OTTAWA – The federal government’s decision to more quickly loosen rules on foreign investment in Canadian companies is a signal that the country is more open to international money and more changes are on the way, Finance Minister Bill Morneau said Thursday.
He didn’t detail what further changes could be coming, or what protected industries — telecommunications and cultural companies, for example — the government may open to foreign investors.
Morneau said that whatever rules the government lays down on foreign investment will protect Canadians and national interests, while giving investors clarity so they can consider making investments here.

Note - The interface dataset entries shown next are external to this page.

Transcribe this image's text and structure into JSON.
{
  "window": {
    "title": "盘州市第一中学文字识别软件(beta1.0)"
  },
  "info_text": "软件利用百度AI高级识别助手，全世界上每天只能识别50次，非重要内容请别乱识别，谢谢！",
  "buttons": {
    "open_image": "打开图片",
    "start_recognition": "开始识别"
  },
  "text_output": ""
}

“If we’re able to do things that create excellent jobs for Canadians, those are things we should be doing,” Morneau said in an interview with The Canadian Press.
Prime Minister Justin Trudeau and other cabinet ministers have been trying to sell investors on the idea of Canada as a great investment destination and this week they loosened rules about foreign takeovers of domestic companies and foreign investment levels in airlines.
The federal foreign investment law gives the government enormous powers to review takeovers or mergers involving domestic and foreign companies and block those that don’t provide a net benefit to the country.
Cabinet can also block deals that may raise national security issues, but the act doesn’t clearly define national security.
The Liberals loosened the rules for reviews of foreign investment in their fall economic update, raising the threshold for review to $1 billion from $600 million and doing so more than two years sooner than previously planned. The government also promised to publish guidelines by the end of the year to explain which investments would be subject to national security reviews.
On Thursday, Transport Minister Marc Garneau announced that international companies will soon be able to own 49 per cent of an airline in Canada — a jump from the current 25 per cent — once the government makes the necessary legislative amendments. In the meantime, Garneau granted exemptions to allow aspiring discount airlines Canada Jetlines and Enerjet to land more international investors, giving the airlines something they have long requested.
“We think that these things demonstrate that we want investments in Canada,” Morneau said.
“They demonstrate that we know that investors in Canada like the ones that have come in this year — GM, GE, Microsoft, Thomson Reuters — can create good, long-term paying jobs for Canadians.
“That’s what we’re trying to achieve. We’re going to remain focused on that.”